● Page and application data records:
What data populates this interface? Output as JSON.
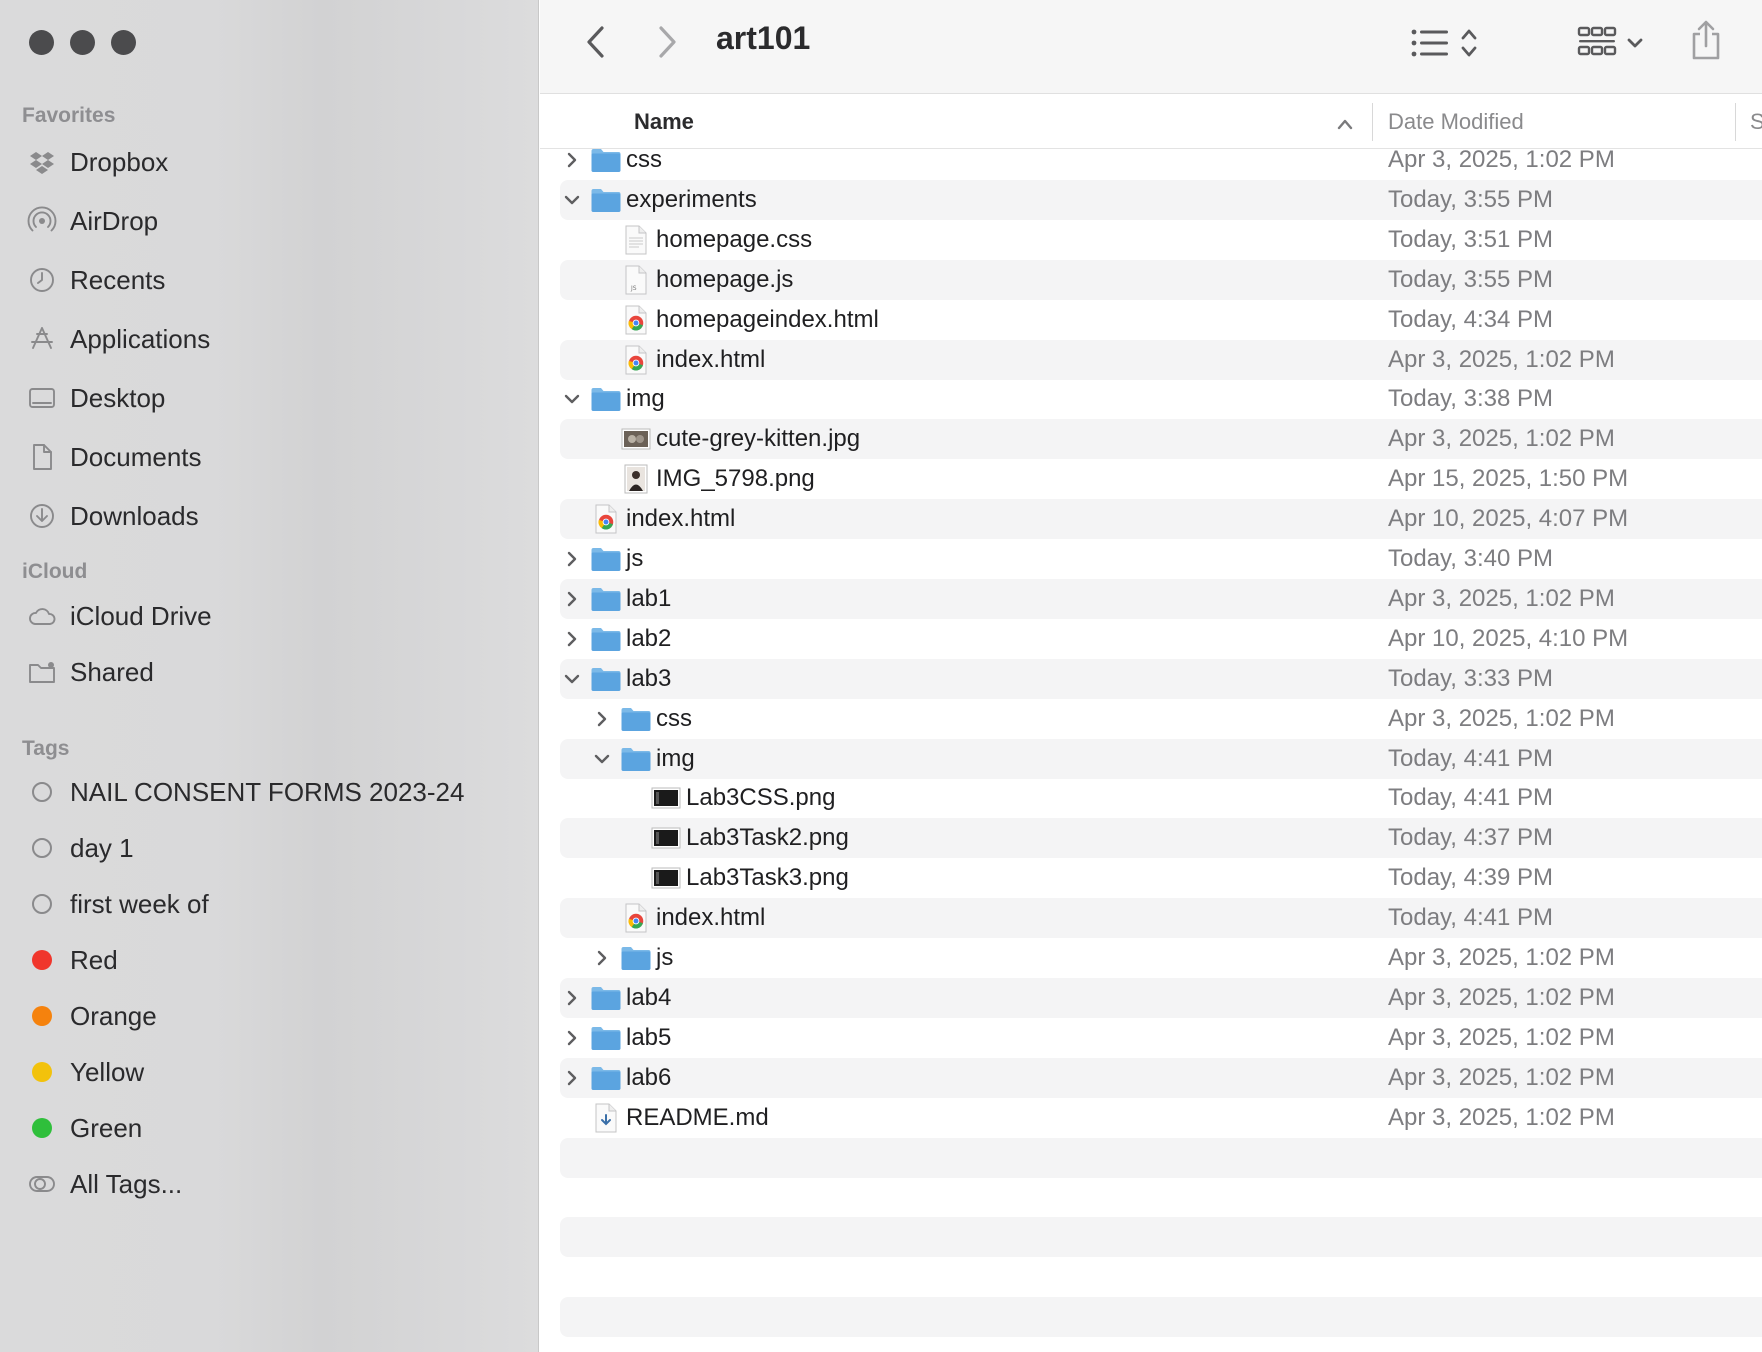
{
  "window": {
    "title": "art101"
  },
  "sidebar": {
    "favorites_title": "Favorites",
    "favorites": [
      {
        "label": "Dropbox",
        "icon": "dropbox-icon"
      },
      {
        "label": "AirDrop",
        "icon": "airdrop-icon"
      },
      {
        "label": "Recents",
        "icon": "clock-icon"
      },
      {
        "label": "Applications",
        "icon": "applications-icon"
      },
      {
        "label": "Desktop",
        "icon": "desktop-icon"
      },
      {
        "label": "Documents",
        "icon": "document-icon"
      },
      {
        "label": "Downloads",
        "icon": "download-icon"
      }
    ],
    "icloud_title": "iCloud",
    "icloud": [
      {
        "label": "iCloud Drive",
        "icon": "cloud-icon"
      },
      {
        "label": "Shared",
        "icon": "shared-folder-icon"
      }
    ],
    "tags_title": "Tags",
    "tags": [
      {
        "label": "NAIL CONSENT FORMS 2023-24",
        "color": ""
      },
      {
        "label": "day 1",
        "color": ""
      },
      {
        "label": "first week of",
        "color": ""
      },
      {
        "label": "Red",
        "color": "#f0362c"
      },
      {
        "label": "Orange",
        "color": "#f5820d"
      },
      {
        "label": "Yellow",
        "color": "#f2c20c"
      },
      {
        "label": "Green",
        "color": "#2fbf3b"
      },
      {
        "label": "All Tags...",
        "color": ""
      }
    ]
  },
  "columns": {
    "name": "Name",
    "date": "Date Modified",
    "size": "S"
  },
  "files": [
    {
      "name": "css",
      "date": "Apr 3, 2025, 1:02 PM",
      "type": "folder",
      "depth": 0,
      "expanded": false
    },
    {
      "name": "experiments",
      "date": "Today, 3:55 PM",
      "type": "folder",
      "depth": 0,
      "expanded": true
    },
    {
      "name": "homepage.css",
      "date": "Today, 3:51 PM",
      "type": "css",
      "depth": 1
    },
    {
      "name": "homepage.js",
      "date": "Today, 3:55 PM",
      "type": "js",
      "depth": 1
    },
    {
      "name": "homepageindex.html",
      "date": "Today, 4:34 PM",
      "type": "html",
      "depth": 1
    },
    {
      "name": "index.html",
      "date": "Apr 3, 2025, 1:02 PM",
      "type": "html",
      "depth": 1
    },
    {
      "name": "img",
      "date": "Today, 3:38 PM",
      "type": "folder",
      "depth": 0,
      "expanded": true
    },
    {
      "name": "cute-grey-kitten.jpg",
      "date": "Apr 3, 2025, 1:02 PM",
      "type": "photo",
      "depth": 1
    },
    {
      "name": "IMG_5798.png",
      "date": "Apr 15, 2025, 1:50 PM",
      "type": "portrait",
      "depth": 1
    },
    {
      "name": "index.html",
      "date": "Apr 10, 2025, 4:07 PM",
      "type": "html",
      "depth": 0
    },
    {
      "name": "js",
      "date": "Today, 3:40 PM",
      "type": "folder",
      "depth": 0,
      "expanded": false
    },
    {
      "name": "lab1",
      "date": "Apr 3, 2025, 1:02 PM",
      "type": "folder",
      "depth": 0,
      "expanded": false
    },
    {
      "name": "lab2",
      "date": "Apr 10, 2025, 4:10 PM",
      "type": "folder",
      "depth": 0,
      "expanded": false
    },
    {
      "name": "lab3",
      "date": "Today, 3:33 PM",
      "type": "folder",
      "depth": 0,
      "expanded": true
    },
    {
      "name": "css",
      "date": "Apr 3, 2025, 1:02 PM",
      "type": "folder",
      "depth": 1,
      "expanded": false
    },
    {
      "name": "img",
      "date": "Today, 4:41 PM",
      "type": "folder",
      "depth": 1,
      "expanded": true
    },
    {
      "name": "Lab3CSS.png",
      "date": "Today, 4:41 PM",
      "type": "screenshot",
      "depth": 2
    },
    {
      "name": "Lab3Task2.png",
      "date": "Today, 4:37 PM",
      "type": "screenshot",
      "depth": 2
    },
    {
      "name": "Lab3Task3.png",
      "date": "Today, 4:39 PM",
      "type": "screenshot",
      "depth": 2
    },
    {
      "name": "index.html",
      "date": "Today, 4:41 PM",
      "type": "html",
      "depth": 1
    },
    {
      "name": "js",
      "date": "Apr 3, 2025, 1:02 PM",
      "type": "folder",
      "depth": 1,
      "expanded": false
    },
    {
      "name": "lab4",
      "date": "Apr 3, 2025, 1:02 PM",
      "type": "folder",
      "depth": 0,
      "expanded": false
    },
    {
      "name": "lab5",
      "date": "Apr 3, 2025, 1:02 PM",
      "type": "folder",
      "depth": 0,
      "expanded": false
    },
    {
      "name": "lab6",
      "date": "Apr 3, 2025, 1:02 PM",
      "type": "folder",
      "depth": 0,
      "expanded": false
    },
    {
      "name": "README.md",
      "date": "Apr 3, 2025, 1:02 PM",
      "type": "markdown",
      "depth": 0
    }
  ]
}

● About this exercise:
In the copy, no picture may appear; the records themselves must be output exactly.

● Task output:
What data populates this interface? Output as JSON.
{
  "window": {
    "title": "art101"
  },
  "sidebar": {
    "favorites_title": "Favorites",
    "favorites": [
      {
        "label": "Dropbox",
        "icon": "dropbox-icon"
      },
      {
        "label": "AirDrop",
        "icon": "airdrop-icon"
      },
      {
        "label": "Recents",
        "icon": "clock-icon"
      },
      {
        "label": "Applications",
        "icon": "applications-icon"
      },
      {
        "label": "Desktop",
        "icon": "desktop-icon"
      },
      {
        "label": "Documents",
        "icon": "document-icon"
      },
      {
        "label": "Downloads",
        "icon": "download-icon"
      }
    ],
    "icloud_title": "iCloud",
    "icloud": [
      {
        "label": "iCloud Drive",
        "icon": "cloud-icon"
      },
      {
        "label": "Shared",
        "icon": "shared-folder-icon"
      }
    ],
    "tags_title": "Tags",
    "tags": [
      {
        "label": "NAIL CONSENT FORMS 2023-24",
        "color": ""
      },
      {
        "label": "day 1",
        "color": ""
      },
      {
        "label": "first week of",
        "color": ""
      },
      {
        "label": "Red",
        "color": "#f0362c"
      },
      {
        "label": "Orange",
        "color": "#f5820d"
      },
      {
        "label": "Yellow",
        "color": "#f2c20c"
      },
      {
        "label": "Green",
        "color": "#2fbf3b"
      },
      {
        "label": "All Tags...",
        "color": ""
      }
    ]
  },
  "columns": {
    "name": "Name",
    "date": "Date Modified",
    "size": "S"
  },
  "files": [
    {
      "name": "css",
      "date": "Apr 3, 2025, 1:02 PM",
      "type": "folder",
      "depth": 0,
      "expanded": false
    },
    {
      "name": "experiments",
      "date": "Today, 3:55 PM",
      "type": "folder",
      "depth": 0,
      "expanded": true
    },
    {
      "name": "homepage.css",
      "date": "Today, 3:51 PM",
      "type": "css",
      "depth": 1
    },
    {
      "name": "homepage.js",
      "date": "Today, 3:55 PM",
      "type": "js",
      "depth": 1
    },
    {
      "name": "homepageindex.html",
      "date": "Today, 4:34 PM",
      "type": "html",
      "depth": 1
    },
    {
      "name": "index.html",
      "date": "Apr 3, 2025, 1:02 PM",
      "type": "html",
      "depth": 1
    },
    {
      "name": "img",
      "date": "Today, 3:38 PM",
      "type": "folder",
      "depth": 0,
      "expanded": true
    },
    {
      "name": "cute-grey-kitten.jpg",
      "date": "Apr 3, 2025, 1:02 PM",
      "type": "photo",
      "depth": 1
    },
    {
      "name": "IMG_5798.png",
      "date": "Apr 15, 2025, 1:50 PM",
      "type": "portrait",
      "depth": 1
    },
    {
      "name": "index.html",
      "date": "Apr 10, 2025, 4:07 PM",
      "type": "html",
      "depth": 0
    },
    {
      "name": "js",
      "date": "Today, 3:40 PM",
      "type": "folder",
      "depth": 0,
      "expanded": false
    },
    {
      "name": "lab1",
      "date": "Apr 3, 2025, 1:02 PM",
      "type": "folder",
      "depth": 0,
      "expanded": false
    },
    {
      "name": "lab2",
      "date": "Apr 10, 2025, 4:10 PM",
      "type": "folder",
      "depth": 0,
      "expanded": false
    },
    {
      "name": "lab3",
      "date": "Today, 3:33 PM",
      "type": "folder",
      "depth": 0,
      "expanded": true
    },
    {
      "name": "css",
      "date": "Apr 3, 2025, 1:02 PM",
      "type": "folder",
      "depth": 1,
      "expanded": false
    },
    {
      "name": "img",
      "date": "Today, 4:41 PM",
      "type": "folder",
      "depth": 1,
      "expanded": true
    },
    {
      "name": "Lab3CSS.png",
      "date": "Today, 4:41 PM",
      "type": "screenshot",
      "depth": 2
    },
    {
      "name": "Lab3Task2.png",
      "date": "Today, 4:37 PM",
      "type": "screenshot",
      "depth": 2
    },
    {
      "name": "Lab3Task3.png",
      "date": "Today, 4:39 PM",
      "type": "screenshot",
      "depth": 2
    },
    {
      "name": "index.html",
      "date": "Today, 4:41 PM",
      "type": "html",
      "depth": 1
    },
    {
      "name": "js",
      "date": "Apr 3, 2025, 1:02 PM",
      "type": "folder",
      "depth": 1,
      "expanded": false
    },
    {
      "name": "lab4",
      "date": "Apr 3, 2025, 1:02 PM",
      "type": "folder",
      "depth": 0,
      "expanded": false
    },
    {
      "name": "lab5",
      "date": "Apr 3, 2025, 1:02 PM",
      "type": "folder",
      "depth": 0,
      "expanded": false
    },
    {
      "name": "lab6",
      "date": "Apr 3, 2025, 1:02 PM",
      "type": "folder",
      "depth": 0,
      "expanded": false
    },
    {
      "name": "README.md",
      "date": "Apr 3, 2025, 1:02 PM",
      "type": "markdown",
      "depth": 0
    }
  ]
}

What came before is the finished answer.